◆ EXERCISE INSTRUCTIONS
Line by line, repeat the material below without any deviation.

◆ RAW DATA
▶
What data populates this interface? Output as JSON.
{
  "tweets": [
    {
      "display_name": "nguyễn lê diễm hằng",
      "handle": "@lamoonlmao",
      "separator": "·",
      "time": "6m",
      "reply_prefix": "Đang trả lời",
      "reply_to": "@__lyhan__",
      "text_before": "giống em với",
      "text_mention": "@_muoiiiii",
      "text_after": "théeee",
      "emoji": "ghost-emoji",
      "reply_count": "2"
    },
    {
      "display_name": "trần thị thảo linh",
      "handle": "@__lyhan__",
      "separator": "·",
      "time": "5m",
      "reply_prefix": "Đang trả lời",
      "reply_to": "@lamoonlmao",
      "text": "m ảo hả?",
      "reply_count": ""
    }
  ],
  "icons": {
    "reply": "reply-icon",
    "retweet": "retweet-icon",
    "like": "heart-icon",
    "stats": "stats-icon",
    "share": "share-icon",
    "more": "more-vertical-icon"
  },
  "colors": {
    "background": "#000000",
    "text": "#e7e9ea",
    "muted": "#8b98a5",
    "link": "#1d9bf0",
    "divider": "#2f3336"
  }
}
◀
◆ WRITTEN SOLUTION
What data populates this interface? Output as JSON.
{
  "tweets": [
    {
      "display_name": "nguyễn lê diễm hằng",
      "handle": "@lamoonlmao",
      "separator": "·",
      "time": "6m",
      "reply_prefix": "Đang trả lời",
      "reply_to": "@__lyhan__",
      "text_before": "giống em với",
      "text_mention": "@_muoiiiii",
      "text_after": "théeee",
      "emoji": "ghost-emoji",
      "reply_count": "2"
    },
    {
      "display_name": "trần thị thảo linh",
      "handle": "@__lyhan__",
      "separator": "·",
      "time": "5m",
      "reply_prefix": "Đang trả lời",
      "reply_to": "@lamoonlmao",
      "text": "m ảo hả?",
      "reply_count": ""
    }
  ],
  "icons": {
    "reply": "reply-icon",
    "retweet": "retweet-icon",
    "like": "heart-icon",
    "stats": "stats-icon",
    "share": "share-icon",
    "more": "more-vertical-icon"
  },
  "colors": {
    "background": "#000000",
    "text": "#e7e9ea",
    "muted": "#8b98a5",
    "link": "#1d9bf0",
    "divider": "#2f3336"
  }
}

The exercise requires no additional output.